cover-kindle.pngSince he retired from teaching almost 20 years ago, my dad’s embarked on a second career as a writer. He followed my into journalism and began writing a column in our hometown newspaper that was eventually syndicated to a handful of other weekly papers in Eastern Kentucky.

Then, he started writing books. His latest came out this week. It’s called The Overnight City: The Life and Times of Van Lear, Kentucky 1908-1947.

Van Lear was a coal-company town, and if the name rings a bell, it’s probably because you’re a fan of the country singer Loretta Lynn. She sings about Van Lear in her song, “Coal Miner’s Daughter.”

“My daddy worked all night in the Van Lear coal mines….”

Van Lear was founded in 1908 by Consolidation Coal Co. and fell into decline when Consolidation Coal sold its holdings in 1947. The town itself survived, but with a dwindling population and only a handful of businesses, the city government was dissolved in the 1960s. Van Lear is an unincorporated community now.

In its heyday, though, it was something else.  It had stores and churches and schools and a movie theater and a coal-fired power plant that provided electricity to a big part of the Big Sandy Valley. There were murders and fights and moonshiners, but there were also baseball games and 8th-grade graduations and “society news,” which was really just a list of who visited whom.

Dad went through 40 years’ wrote of old newspapers to find everything he could about the life and times of Van Lear, and when you read these hundreds of clips in chronological order, you get a real sense of what it must have been like to live there in the first half of the 20th century.

Anyway, that’s my shameless plug. The book’s at Amazon and in the Kindle store. If you’re from that part of the country, you might enjoy it. If you’re from someplace else, well, we won’t hold it against you.


Before Kindles and bookmobiles, there were pack horses

I was doing some spring cleaning this weekend — OK, so I’m running about 6 months late — when I found an old, fragile copy of The Bobbsey Twins at School, published in 1913. I think I got it after my grandmother died. On the contents page, it said:


“W.P.A.” is short for Works Progress Administration, later the Works Project Administration, a federal jobs programs created in 1935 during the depths of the Great Depression.

I did a little digging and found a book called Cut Down Shin Creek: The Pack Horse Libraries of Kentucky, by Kathi Appelt and Jeanne Cannella Schmitzer. It turns out that the Pack Horse Library project of eastern Kentucky — and it was definitely a Kentucky thing — is considered one of the WPA’s most innovative programs.
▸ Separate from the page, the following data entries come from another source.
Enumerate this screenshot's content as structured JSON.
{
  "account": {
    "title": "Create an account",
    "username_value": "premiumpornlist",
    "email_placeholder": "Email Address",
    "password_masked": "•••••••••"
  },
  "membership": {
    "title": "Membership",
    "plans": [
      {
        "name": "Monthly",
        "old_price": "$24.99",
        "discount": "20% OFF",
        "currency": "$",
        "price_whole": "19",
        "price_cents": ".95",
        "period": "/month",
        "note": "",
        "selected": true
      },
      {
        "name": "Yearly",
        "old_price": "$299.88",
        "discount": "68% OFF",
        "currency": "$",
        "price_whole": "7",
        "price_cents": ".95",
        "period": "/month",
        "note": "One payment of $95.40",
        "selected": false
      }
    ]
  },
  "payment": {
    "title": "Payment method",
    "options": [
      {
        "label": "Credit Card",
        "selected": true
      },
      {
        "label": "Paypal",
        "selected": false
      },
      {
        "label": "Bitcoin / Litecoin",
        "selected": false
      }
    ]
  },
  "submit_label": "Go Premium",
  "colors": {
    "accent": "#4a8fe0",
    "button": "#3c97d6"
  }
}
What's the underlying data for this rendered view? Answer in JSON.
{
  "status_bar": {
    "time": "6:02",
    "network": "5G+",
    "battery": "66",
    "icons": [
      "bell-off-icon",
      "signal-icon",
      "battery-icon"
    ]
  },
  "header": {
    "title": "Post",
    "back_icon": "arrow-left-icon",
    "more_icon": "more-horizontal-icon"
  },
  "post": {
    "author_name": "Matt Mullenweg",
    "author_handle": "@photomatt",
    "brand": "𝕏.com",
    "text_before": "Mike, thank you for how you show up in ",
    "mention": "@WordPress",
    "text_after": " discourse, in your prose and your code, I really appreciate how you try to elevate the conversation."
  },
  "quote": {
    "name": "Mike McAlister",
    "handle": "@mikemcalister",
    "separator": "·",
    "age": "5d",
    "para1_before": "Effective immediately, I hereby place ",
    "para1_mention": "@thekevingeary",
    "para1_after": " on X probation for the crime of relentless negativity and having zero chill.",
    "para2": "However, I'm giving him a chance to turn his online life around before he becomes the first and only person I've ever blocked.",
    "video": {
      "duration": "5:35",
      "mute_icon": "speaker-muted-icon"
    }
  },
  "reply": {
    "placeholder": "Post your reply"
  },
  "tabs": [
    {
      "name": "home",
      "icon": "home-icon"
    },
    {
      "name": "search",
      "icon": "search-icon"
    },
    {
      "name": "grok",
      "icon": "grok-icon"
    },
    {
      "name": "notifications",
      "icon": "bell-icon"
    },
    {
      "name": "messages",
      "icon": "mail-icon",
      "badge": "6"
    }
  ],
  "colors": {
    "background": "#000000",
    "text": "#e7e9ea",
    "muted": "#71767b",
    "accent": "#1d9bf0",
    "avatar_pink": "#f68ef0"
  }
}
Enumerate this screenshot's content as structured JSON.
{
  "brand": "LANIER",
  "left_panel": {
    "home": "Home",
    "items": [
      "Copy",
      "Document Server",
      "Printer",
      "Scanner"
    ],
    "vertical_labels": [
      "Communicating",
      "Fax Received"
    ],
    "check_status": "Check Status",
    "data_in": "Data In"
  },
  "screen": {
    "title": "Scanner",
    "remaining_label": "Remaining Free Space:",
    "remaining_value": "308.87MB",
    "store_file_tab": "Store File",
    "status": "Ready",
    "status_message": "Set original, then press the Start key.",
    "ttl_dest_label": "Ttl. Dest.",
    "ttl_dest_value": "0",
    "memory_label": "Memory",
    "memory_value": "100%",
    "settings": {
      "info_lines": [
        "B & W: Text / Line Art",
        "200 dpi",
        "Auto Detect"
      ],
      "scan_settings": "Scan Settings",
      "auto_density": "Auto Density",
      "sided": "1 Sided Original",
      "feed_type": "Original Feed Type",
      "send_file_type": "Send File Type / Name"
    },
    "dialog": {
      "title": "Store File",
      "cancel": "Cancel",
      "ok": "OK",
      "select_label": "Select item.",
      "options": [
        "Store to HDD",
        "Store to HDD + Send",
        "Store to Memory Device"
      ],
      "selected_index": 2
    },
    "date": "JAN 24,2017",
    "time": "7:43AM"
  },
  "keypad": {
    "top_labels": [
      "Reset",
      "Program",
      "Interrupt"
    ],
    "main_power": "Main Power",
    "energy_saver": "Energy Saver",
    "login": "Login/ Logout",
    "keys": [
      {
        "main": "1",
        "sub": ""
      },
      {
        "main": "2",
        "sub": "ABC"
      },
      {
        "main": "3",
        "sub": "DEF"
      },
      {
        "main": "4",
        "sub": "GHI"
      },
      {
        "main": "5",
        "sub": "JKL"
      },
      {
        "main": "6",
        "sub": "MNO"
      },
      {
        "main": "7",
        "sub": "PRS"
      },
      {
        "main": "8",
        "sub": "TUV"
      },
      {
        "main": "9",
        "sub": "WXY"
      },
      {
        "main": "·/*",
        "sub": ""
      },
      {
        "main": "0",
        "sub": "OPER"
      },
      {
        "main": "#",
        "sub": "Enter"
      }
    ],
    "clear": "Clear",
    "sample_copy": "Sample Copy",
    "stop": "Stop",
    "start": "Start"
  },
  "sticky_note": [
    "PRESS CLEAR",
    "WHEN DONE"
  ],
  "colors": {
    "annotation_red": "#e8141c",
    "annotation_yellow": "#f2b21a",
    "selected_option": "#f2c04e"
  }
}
They say it was aimed at creating jobs for women.

Riding horses or mules, “the book women” might travel 80 miles a week up creek beds and foot paths to reach families who otherwise might not have had access to books (see picture below). The project lasted until 1943.

It’s easy these days to take books for granted.

In fact, one of the reasons we’re doing all this spring cleaning is because we have too many books. Our bookshelves are full, and there’s a growing stack of books in the floor by every bookcase and on the floor by the bed and in the closet. (There are none in the garage or attic, because it’s too humid here in Tennessee.)

If I want a book they don’t have at Barnes & Noble or the library, I’ll buy it online, and a UPS truck will deliver it a few days later. If the price is right, I’ll just download it.

I wonder what “the book women” would have thought about that.

‘Pretty Babies Grow Up Ugly,’ by Dad (and me) now available for Kindle

Just passing this along, in case anyone’s interested: Dad’s written a new book. I’m the co-author (and publisher), but it’s mostly his book. (That’s him on the cover, circa 1941.)

It’s called Pretty Babies Grow Up Ugly and Other Old-Time Beliefs. It’s a book about old-time cures and superstitions from Eastern Kentucky and Southern Appalachia, including the belief the pretty babies grow up ugly (and vice versa).

If you have a Kindle or a Kindle app, it’s only $2.99. If you’re an Amazon Prime member, it’s free to borrow.

If you don’t have a Kindle or just prefer an actual, physical book, the paperback should be out in about a week.